She moved with her mother, Maria Katindig Dykes, and stepfather, Jimmie Dykes, to the United States from the Philippines when she was 10 years old.
Her parents were musicians, but when they moved to Riverside, California, they got other jobs to pay the bills. Her mother worked for K-mart and Sears.
Although her parents could not save money for her college years, they made it clear that they wanted to attend and accomplish things they could not. “They emphasized education as a way of social and class mobility,” he said.
After a few years at a community college, Tongson was accepted to the University of California, Los Angeles, where she studied English and eventually graduated from Summa Cum Laude. She then received her PhD from Berkeley.
Over the years, Tongson has worked in many jobs, including a local video store. She was also awarded scholarships, but it was a maximum of $ 12,000 a year.
“Imagine trying to pay rent in the Bay Area with so much money,” he said. “I lived so much with my hand and mouth.
“There was a time in high school where I lived on the same frozen Costco chicken bag,” Tongson added. “I ate it every day for a month.”
To make ends meet, he said, he had to borrow about $ 70,000 in student loans. “It allowed me to keep up with my peers in education,” he said.
This school took her away.
Today, she is a professor at the University of Southern California, where she teaches British and American literature, race, and food cultures in Los Angeles.

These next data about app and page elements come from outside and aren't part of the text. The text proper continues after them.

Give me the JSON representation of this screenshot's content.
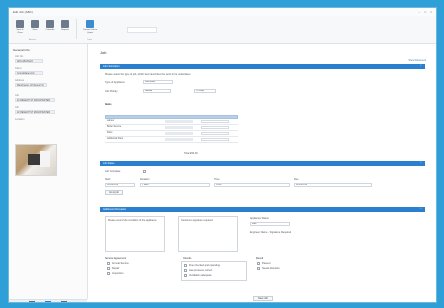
{
  "window": {
    "title": "Edit Job (ABC)",
    "controls": [
      "–",
      "□",
      "×"
    ]
  },
  "ribbon": {
    "buttons": [
      {
        "label": "Save & Close"
      },
      {
        "label": "Save"
      },
      {
        "label": "Calendar"
      },
      {
        "label": "Reports"
      },
      {
        "label": "Convert Job to Quote"
      }
    ],
    "search_placeholder": "",
    "groups": [
      "Actions",
      "Tools"
    ]
  },
  "sidebar": {
    "heading": "General Info",
    "fields": [
      {
        "label": "Job No.",
        "value": "ADS-AB-00123"
      },
      {
        "label": "Client",
        "value": "Consolidated Ltd"
      },
      {
        "label": "Address",
        "value": "Manchester, 22 Regent St"
      },
      {
        "label": "Job",
        "value": "22 REGENT ST MANCHESTER"
      },
      {
        "label": "Job",
        "value": "22 REGENT ST MANCHESTER"
      },
      {
        "label": "Location",
        "value": ""
      }
    ]
  },
  "main": {
    "title": "Job",
    "top_link": "Show Document",
    "sections": [
      {
        "title": "Job Information",
        "expanded": true
      },
      {
        "title": "Job Status",
        "expanded": true
      },
      {
        "title": "Additional Information",
        "expanded": true
      }
    ],
    "job_info": {
      "description": "Please select the type of job, which best describes the work to be undertaken.",
      "row1_label": "Type of Appliance",
      "row1_value": "Gas Boiler",
      "row2_label": "Job Priority",
      "row2_value": "Normal",
      "row2_extra": "10 Days",
      "table_title": "Items",
      "table_rows": [
        {
          "name": "Labour"
        },
        {
          "name": "Boiler Service"
        },
        {
          "name": "Parts"
        },
        {
          "name": "Additional Parts"
        }
      ],
      "total_label": "Total £50.00"
    },
    "job_status": {
      "status_label": "Job Complete",
      "columns": [
        "Start",
        "Duration",
        "Time",
        "Due"
      ],
      "values": [
        "01/03/2018",
        "1 Hour",
        "10:00",
        "01/03/2018"
      ],
      "button": "Go to job"
    },
    "additional": {
      "notes_label": "Please record the condition of the appliance",
      "notes2_label": "Customer signature required",
      "select_label": "Appliance Status",
      "select_value": "Safe",
      "signature_label": "Engineer Name - Signature Required",
      "group1_title": "Service Agreement",
      "group1_items": [
        "Annual Service",
        "Repair",
        "Inspection"
      ],
      "group2_title": "Checks",
      "group2_items": [
        "Flue checked and operating",
        "Gas pressure correct",
        "Ventilation adequate"
      ],
      "group3_title": "Result",
      "group3_items": [
        "Passed",
        "Needs Attention"
      ],
      "save_button": "Save Job"
    }
  },
  "colors": {
    "accent": "#2a7fcf",
    "background": "#2f9fd8",
    "table_header": "#b7cfe8"
  }
}
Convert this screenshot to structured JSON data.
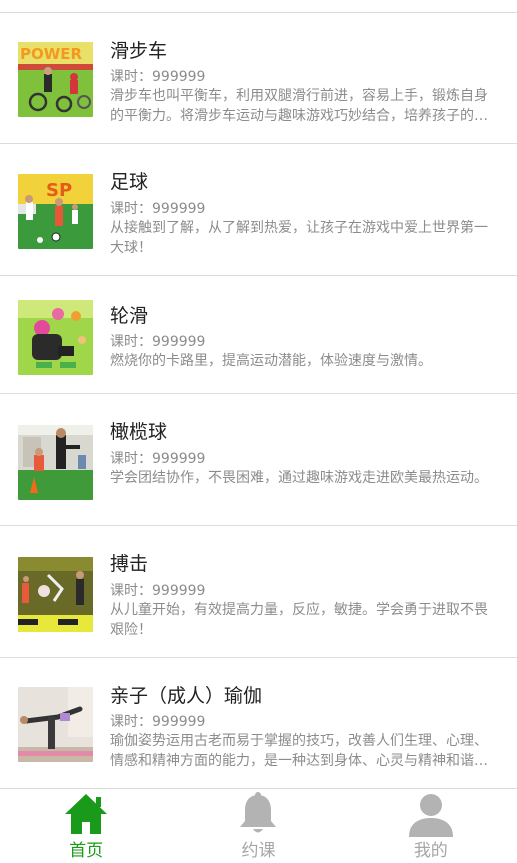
{
  "courses": [
    {
      "title": "滑步车",
      "hours": "课时：999999",
      "desc": "滑步车也叫平衡车，利用双腿滑行前进，容易上手，锻炼自身的平衡力。将滑步车运动与趣味游戏巧妙结合，培养孩子的协调能力。",
      "thumb_text": "POWER"
    },
    {
      "title": "足球",
      "hours": "课时：999999",
      "desc": "从接触到了解，从了解到热爱，让孩子在游戏中爱上世界第一大球！",
      "thumb_text": "SP"
    },
    {
      "title": "轮滑",
      "hours": "课时：999999",
      "desc": "燃烧你的卡路里，提高运动潜能，体验速度与激情。"
    },
    {
      "title": "橄榄球",
      "hours": "课时：999999",
      "desc": "学会团结协作，不畏困难，通过趣味游戏走进欧美最热运动。"
    },
    {
      "title": "搏击",
      "hours": "课时：999999",
      "desc": "从儿童开始，有效提高力量，反应，敏捷。学会勇于进取不畏艰险！"
    },
    {
      "title": "亲子（成人）瑜伽",
      "hours": "课时：999999",
      "desc": "瑜伽姿势运用古老而易于掌握的技巧，改善人们生理、心理、情感和精神方面的能力，是一种达到身体、心灵与精神和谐统一的运动方式。"
    }
  ],
  "tabbar": {
    "home": "首页",
    "booking": "约课",
    "mine": "我的"
  },
  "colors": {
    "active": "#1a9a1a",
    "inactive": "#a6a6a6",
    "divider": "#dcdcdc"
  },
  "icons": {
    "home": "home-icon",
    "booking": "bell-icon",
    "mine": "user-icon"
  }
}
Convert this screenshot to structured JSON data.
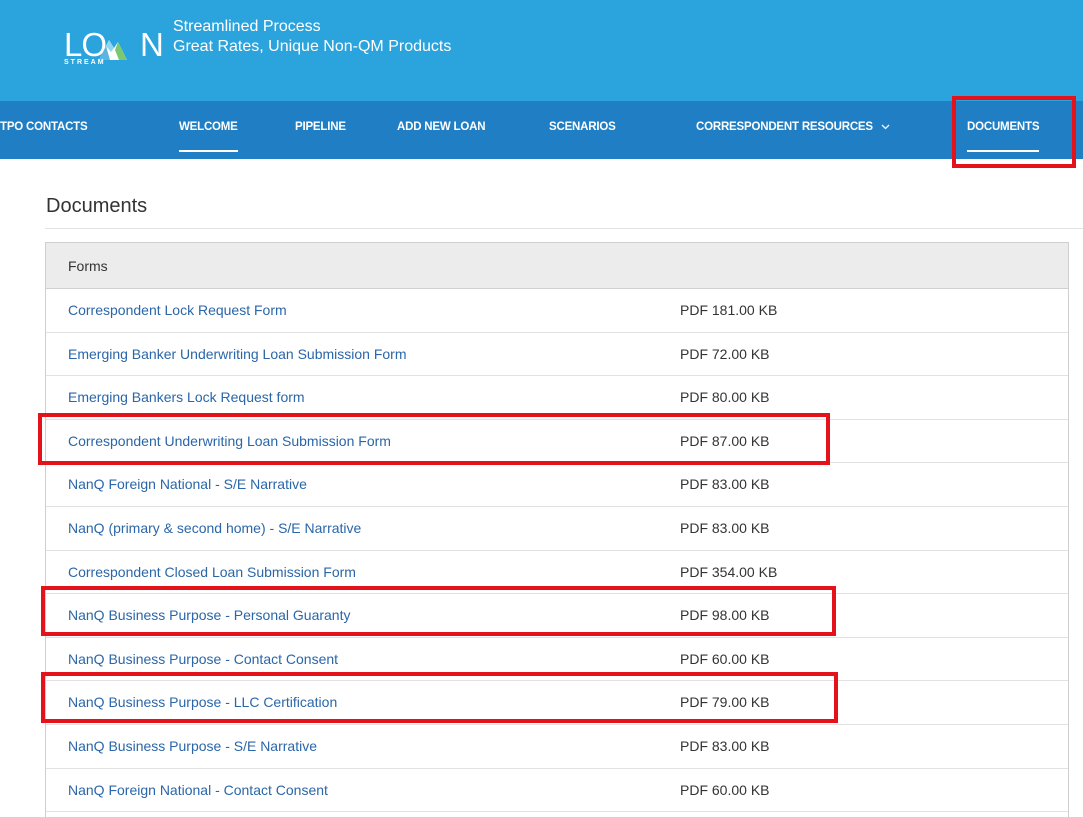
{
  "brand": {
    "logo_text_left": "LO",
    "logo_text_right": "N",
    "logo_subtext": "STREAM",
    "tagline_line1": "Streamlined Process",
    "tagline_line2": "Great Rates, Unique Non-QM Products"
  },
  "nav": {
    "items": [
      {
        "label": "TPO CONTACTS"
      },
      {
        "label": "WELCOME",
        "active": true
      },
      {
        "label": "PIPELINE"
      },
      {
        "label": "ADD NEW LOAN"
      },
      {
        "label": "SCENARIOS"
      },
      {
        "label": "CORRESPONDENT RESOURCES",
        "has_dropdown": true,
        "dropdown_icon": "chevron-down-icon"
      },
      {
        "label": "DOCUMENTS",
        "active": true,
        "highlighted": true
      }
    ]
  },
  "page": {
    "title": "Documents"
  },
  "forms": {
    "header": "Forms",
    "rows": [
      {
        "name": "Correspondent Lock Request Form",
        "size": "PDF 181.00 KB"
      },
      {
        "name": "Emerging Banker Underwriting Loan Submission Form",
        "size": "PDF 72.00 KB"
      },
      {
        "name": "Emerging Bankers Lock Request form",
        "size": "PDF 80.00 KB"
      },
      {
        "name": "Correspondent Underwriting Loan Submission Form",
        "size": "PDF 87.00 KB",
        "highlighted": true
      },
      {
        "name": "NanQ Foreign National - S/E Narrative",
        "size": "PDF 83.00 KB"
      },
      {
        "name": "NanQ (primary & second home) - S/E Narrative",
        "size": "PDF 83.00 KB"
      },
      {
        "name": "Correspondent Closed Loan Submission Form",
        "size": "PDF 354.00 KB"
      },
      {
        "name": "NanQ Business Purpose - Personal Guaranty",
        "size": "PDF 98.00 KB",
        "highlighted": true
      },
      {
        "name": "NanQ Business Purpose - Contact Consent",
        "size": "PDF 60.00 KB"
      },
      {
        "name": "NanQ Business Purpose - LLC Certification",
        "size": "PDF 79.00 KB",
        "highlighted": true
      },
      {
        "name": "NanQ Business Purpose - S/E Narrative",
        "size": "PDF 83.00 KB"
      },
      {
        "name": "NanQ Foreign National - Contact Consent",
        "size": "PDF 60.00 KB"
      }
    ]
  },
  "colors": {
    "topbar": "#2ba3dd",
    "navbar": "#1f7ec4",
    "link": "#2a66a8",
    "highlight": "#e3121b"
  }
}
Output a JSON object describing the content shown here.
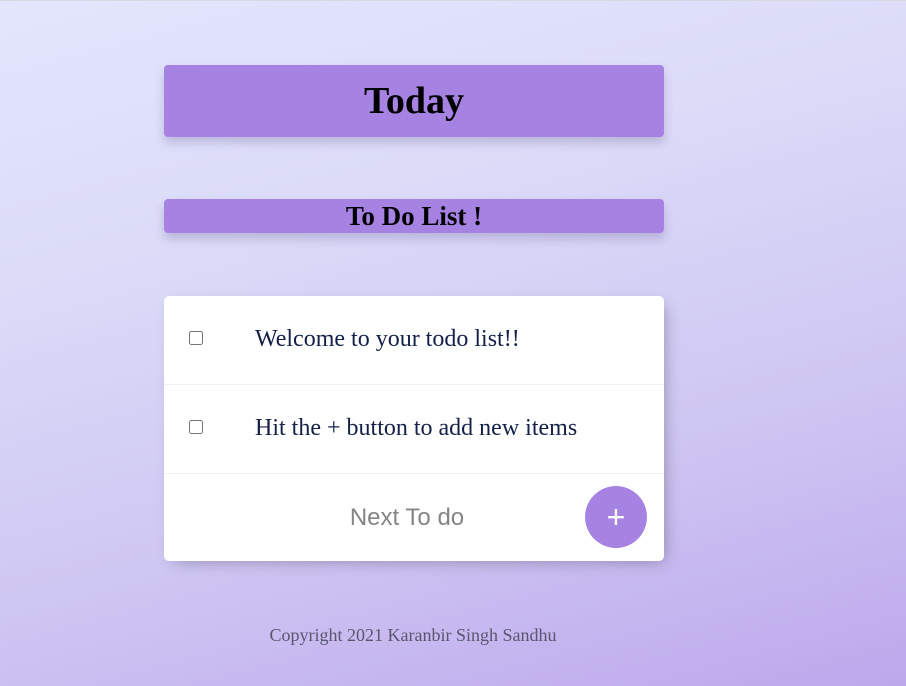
{
  "heading": {
    "day": "Today"
  },
  "list_title": "To Do List !",
  "todo_items": [
    {
      "text": "Welcome to your todo list!!",
      "checked": false
    },
    {
      "text": "Hit the + button to add new items",
      "checked": false
    }
  ],
  "add_form": {
    "placeholder": "Next To do",
    "value": "",
    "button_label": "+"
  },
  "footer": {
    "copyright": "Copyright 2021 Karanbir Singh Sandhu"
  },
  "colors": {
    "accent": "#a683e3",
    "item_text": "#142048",
    "background_top": "#e3e6fd",
    "background_bottom": "#bda8ec"
  }
}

He is chair of the Department of Gender and Sexuality at USC and has published Many books.
Even so, she was still earning a living, she said, because of her student loan payments, which ranged from hundreds of dollars a month to thousands. Although her husband, Sarah Kessler, with whom she shares a home in Los Angeles, never took out student loans and has savings, she did not even have an emergency fund.
“I felt really anxious to be fighting so hard,” Tongson said. But that was about to change.
Last month, Tongson found that the balance of its student loan had fallen to $ 0.
In addition, the US Department of Education reimbursed her for years of overpayment, which meant she suddenly had about $ 20,000 in her bank account. “It was pure, pure relief,” he said.
Tongson’s surprise came as a result reforms made by the Biden government in the program of writing off public service loans. It has re-evaluated borrowers’ applications and recalculated their payments, and estimates that more than 500,000 people may be closer to forgiveness as a result. Many others are likely to owe returns, too.
Tongson and his wife did not party or go out for a fancy dinner to celebrate. Instead, she transferred $ 20,000 to her savings account. “This is the first time I have really saved,” he said.
He hopes that future borrowers in the program can simply wait for the forgiveness he promised.
“I hope it does not feel like winning the lottery,” he said.
For her, that was exactly what it was.